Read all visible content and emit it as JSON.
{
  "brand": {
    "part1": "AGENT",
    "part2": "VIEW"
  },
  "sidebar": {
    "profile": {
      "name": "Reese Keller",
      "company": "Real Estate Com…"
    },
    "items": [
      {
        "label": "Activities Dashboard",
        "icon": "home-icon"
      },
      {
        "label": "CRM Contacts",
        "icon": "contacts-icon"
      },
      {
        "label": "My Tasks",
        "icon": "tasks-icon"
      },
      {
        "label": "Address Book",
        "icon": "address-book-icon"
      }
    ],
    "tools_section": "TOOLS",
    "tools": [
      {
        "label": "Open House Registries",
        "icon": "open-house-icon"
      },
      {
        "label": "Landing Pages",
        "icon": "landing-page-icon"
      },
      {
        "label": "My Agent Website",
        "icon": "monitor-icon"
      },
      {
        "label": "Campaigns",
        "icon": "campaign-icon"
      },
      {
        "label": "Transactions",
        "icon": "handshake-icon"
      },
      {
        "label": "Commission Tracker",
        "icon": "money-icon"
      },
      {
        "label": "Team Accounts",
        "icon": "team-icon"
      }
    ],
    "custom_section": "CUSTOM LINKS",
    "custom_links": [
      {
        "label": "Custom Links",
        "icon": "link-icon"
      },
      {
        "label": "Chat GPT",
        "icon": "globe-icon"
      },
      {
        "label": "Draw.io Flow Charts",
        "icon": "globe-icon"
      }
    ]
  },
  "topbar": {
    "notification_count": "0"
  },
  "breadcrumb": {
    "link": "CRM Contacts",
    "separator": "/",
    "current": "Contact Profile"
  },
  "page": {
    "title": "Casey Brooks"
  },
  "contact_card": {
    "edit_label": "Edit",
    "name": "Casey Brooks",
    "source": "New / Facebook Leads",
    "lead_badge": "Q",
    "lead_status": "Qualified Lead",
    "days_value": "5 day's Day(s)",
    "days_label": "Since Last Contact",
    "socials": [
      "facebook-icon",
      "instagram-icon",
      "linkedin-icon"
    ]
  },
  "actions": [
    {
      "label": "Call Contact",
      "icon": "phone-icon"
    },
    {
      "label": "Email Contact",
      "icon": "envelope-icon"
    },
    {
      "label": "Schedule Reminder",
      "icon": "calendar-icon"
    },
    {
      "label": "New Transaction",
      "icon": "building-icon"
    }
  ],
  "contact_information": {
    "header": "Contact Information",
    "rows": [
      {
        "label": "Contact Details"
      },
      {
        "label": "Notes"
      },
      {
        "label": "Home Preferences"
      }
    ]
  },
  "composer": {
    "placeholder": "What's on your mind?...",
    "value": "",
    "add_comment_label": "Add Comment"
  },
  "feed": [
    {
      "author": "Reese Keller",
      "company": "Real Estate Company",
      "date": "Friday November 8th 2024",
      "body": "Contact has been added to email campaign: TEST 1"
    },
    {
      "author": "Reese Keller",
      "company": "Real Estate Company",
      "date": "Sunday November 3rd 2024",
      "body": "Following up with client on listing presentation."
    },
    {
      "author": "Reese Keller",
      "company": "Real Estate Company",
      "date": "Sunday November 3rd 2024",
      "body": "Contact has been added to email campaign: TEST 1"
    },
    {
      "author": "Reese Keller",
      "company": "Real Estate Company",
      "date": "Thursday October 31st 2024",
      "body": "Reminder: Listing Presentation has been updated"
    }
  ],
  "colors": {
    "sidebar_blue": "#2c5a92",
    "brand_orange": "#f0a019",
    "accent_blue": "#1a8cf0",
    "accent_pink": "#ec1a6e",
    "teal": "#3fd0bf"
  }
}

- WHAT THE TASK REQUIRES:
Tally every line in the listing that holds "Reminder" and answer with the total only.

- EXERCISE RESPONSE:
2